It just keeps going, and going, and going...but the end is in sight. In fact, it is now Sunday morning, last day of Docfest in Santa Cruz, and then it'll all be over but the writing--which I'm way behind on. Anyway, here's what I say last Wednesday:
First up was the short, THE DUDE about Jeffrey Dowd, the real-life inspiration behind The Dude in THE BIG LEBOWSKI. I had known a bit about him, his connection to the Coens, etc. One thing I had never thought about was that the Seattle Seven (The Dude and six other guys) were a real group. So now I have a plan for Lebowski Fest SF--get 5 friends together, put on name tags of the real guys (other than Dowd) and see if anyone can recognize us as the "six other guys" in the Seattle Seven.
And that short was the lead-in to the feature, COMPLAINTS CHOIR, directed by Ada Bligaard Søby (who also directed PETEY AND GINGER.) An odd idea by a couple of Finnish artists--to travel the world, gather complaints, and put together local choirs to sing those complaints. A way to learn what the average person is complaining about, and to express it with creativity and humor. We follow them as they put together two complaints choirs--one in Chicago, one in Singapore. Very interesting different dynamics. In America, you're free to complain about anything. And from what I've heard, there's plenty to complain about in Chicago. But this sort of project mostly attracts well-off, white, NPR-listening liberals. And the complaints aren't about crime, drugs, or poverty. Instead they're about parking, how nobody reads, how nobody is doing anything about global warming, etc. In Singapore, the complaints are more along the lines of people falling asleep on the bus and resting on your shoulder. But the interesting dynamic is just getting permission to perform. They have a sort of "Speaker's Corner"--right by the police station. So it's convenient to get a permit to speak there, right? Well, it goes from censoring what you can complain about, to who can complain (only native, ethnic Singaporean, no Malaysian immigrants) to...well they cancel all performances entirely. Oops, sorry for the spoiler. But if you're mad about that, you know how you can complain...?
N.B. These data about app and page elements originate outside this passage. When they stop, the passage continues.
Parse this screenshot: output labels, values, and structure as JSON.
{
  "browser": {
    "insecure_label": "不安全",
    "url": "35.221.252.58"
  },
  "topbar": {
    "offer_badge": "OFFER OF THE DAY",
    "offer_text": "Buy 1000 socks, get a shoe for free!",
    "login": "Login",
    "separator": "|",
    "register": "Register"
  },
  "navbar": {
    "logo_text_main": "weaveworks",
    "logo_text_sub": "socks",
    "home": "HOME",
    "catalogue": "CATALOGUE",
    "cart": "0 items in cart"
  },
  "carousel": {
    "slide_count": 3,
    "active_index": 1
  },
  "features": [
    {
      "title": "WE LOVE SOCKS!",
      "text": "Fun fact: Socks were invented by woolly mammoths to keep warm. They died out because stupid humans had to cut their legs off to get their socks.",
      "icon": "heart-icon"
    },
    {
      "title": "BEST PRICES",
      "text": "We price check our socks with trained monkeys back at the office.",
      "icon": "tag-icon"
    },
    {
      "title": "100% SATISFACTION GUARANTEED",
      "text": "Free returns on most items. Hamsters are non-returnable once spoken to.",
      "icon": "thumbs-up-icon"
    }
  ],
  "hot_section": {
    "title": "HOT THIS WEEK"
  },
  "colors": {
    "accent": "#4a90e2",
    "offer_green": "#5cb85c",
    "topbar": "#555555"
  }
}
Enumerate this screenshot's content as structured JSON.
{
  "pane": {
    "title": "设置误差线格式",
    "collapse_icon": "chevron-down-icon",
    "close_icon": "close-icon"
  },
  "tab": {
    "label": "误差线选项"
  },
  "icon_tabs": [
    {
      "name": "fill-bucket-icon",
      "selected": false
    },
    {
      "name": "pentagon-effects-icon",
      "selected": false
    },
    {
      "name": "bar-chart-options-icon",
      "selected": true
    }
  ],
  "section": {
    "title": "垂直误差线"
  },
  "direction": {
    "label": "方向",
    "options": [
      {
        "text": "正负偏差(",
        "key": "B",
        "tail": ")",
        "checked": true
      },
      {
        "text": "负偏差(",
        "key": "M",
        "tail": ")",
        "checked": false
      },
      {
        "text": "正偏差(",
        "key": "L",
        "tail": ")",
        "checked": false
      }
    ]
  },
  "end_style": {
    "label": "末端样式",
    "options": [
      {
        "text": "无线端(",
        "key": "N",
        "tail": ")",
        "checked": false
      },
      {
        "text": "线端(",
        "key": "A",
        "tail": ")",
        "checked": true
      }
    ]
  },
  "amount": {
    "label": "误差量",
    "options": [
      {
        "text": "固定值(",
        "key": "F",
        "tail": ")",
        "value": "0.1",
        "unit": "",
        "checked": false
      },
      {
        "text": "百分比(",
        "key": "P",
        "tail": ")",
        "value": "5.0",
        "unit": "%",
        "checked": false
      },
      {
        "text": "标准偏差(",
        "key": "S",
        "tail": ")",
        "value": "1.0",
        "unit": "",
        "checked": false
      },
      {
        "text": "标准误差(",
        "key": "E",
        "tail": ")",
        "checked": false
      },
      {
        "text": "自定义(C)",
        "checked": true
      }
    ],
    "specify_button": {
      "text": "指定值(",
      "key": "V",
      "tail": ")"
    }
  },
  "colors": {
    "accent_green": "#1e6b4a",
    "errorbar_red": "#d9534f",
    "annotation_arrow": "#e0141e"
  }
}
And then the second show of the night was TRAINS OF THOUGHT. Now I have to admit I had a bit to drink and didn't quite stay 100% awake through the whole movie. But when I was awake, the footage of subways all over the world, the sweeping, rushing P.O.V. shots of the tracks...was just gorgeous. The cinematography was great, the soundtrack was engaging, and when I was awake and paying attention, the commentary from the riders was kinda fascinating. In fact, it's one of those movies that I'm sure is best appreciated fully awake, but actually passing in and out of consciousness while experiencing this is pretty fuckin' cool, too.
Total Running Time: 157 minutes
My Total Minutes: 331,979